This movie guts me for so many reasons but it subtly pulls at my desire to walk around European cities, waxing poetic about life. Celine and Jesse are young college students with a Eurail pass and all the time in the world to contemplate the deeper questions about existence. They’re so broke that they can’t afford a hotel room for the night or to pay a bartender for a bottle of wine but manage to make their dirt poor stop in Vienna the 24 period that haunts them for the rest of their life.
Into The Wild
There are two people in this world: those whose souls awaken by watching Into the Wild and those that can’t get over how much he screwed over his parents. I happen to be on the soul awakening side. This is the biopic about Chris McCandless, the Emory grad who literally set fire to his life and dared to live on his wits in the wild. He meets kind and compassionate travelers along the way and breathes in an American landscape often unseen by anyone.

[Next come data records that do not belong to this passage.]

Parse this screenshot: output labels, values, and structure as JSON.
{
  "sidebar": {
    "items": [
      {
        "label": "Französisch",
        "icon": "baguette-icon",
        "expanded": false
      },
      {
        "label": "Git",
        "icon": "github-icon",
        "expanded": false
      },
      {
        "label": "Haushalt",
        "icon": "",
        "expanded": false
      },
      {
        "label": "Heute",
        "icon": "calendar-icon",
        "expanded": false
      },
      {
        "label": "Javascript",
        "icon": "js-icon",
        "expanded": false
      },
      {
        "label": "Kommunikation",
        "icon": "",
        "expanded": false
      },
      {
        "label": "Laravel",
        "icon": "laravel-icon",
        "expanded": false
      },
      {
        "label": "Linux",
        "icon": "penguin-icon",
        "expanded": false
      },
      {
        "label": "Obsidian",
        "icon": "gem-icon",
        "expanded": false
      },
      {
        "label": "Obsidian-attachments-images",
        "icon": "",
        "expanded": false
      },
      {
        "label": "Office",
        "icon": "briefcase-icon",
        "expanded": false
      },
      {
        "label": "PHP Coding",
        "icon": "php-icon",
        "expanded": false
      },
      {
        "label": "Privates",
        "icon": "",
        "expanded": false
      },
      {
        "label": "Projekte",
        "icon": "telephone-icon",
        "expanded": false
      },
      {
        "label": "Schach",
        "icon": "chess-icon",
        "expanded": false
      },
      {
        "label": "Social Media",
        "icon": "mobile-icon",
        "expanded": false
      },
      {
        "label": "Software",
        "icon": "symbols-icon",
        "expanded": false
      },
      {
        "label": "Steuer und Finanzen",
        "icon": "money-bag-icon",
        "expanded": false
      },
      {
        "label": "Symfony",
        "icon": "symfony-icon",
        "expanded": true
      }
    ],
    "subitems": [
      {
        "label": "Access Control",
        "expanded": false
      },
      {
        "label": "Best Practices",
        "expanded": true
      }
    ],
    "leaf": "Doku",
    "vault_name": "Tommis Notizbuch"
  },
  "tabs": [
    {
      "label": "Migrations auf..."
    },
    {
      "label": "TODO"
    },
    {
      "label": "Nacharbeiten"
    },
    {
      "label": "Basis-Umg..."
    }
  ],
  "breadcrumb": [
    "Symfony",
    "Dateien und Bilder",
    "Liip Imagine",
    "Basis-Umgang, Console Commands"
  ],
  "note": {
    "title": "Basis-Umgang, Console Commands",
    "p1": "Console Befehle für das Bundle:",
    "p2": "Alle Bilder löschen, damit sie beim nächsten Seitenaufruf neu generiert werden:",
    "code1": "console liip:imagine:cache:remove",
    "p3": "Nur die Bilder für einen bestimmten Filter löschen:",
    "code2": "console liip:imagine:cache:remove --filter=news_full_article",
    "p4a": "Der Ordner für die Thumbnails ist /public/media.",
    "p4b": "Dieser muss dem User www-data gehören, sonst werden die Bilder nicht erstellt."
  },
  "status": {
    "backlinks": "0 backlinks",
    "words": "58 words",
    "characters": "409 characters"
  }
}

If you’ve ever felt that the life that had been designed for you does not fit your inner programming, watch this movie and avoid wild berries at all costs.
This is the movie to watch if you feel like your backpacking days are too far behind you. Martin Sheen plays Thomas Avery, a doctor whose son dies during his trip in France. His son was participating in “The Way of St. James,” a Catholic pilgrimage through Portugal, France and Spain. Thomas decides to take his son’s equipment and follow the route that he had meant to finish. As he walks he encounters the whimsical and eccentric European travelers one expects to meet half drunk at a pub. Watch this if you’re prepared to blow $300 on a backpack at R.E.I.
Wes Anderson explores what happens when you try to force the members of your family to heal their wounds on a trip to India. This movie hits your ocular senses with a color palette that explodes on your face. Can India really be this lush, this rich with color saturation? It’s nice to wonder. Owen Wilson’s character sums up the travelers manifesto perfectly in this film: “I want us to be completely open and say yes to everything even if it’s shocking and painful.”
The Lord of the Rings Trilogy
Hello New Zealand! It’s nice to meet you. The LOTR films put New Zealand on the map for Americans well before Bret and Jermaine were teaching us about business time. I, like everyone else who saw these movies, was captivated by the scenery and incredulous that middle earth was a place I could actually visit. I completed my trip to New Zealand in 2009, where I was charmed by the vast silence and unmolested terrain of the countryside. That is to say, I totally took a bunch of pictures of myself next to a hobbit hole.
Lost In Translation
Sophia Coppola’s Lost in Translation is an ode to feeling lonely in a room full of people. She explores the dark sides of traveling: the disconnections, the isolation and the lack of basic congruence with the culture you are living in. Bob and Charlotte connect in Tokyo and form a bond that one can only form when you’re floating freely without a cord tethering you back to the family you should consider home. This movie is for those who have met soul mates at last call at a hotel bar and had to bid adieu before any romance can be explored.
Can anyone watch the montage of the couple’s marriage in Up and not cry? I digress. Carl Fredricksen is a widowed balloon man who finds inspiration from his late wife to travel to South America and take the trip of his lifetime. He connects with a young Wilderness Explorer named Russell who has all of the appetite for adventure that Carl lacks. Russell inspires Carl to look towards the future and not get weighed down by grief and an inability to change. Watch this if you have always eat a tuna sandwich for lunch and haven’t stepped foot in the park next door to your office since it opened.
Jenni Wright lives in Los Angeles and is taking a long needed sojourn to Barcelona in April.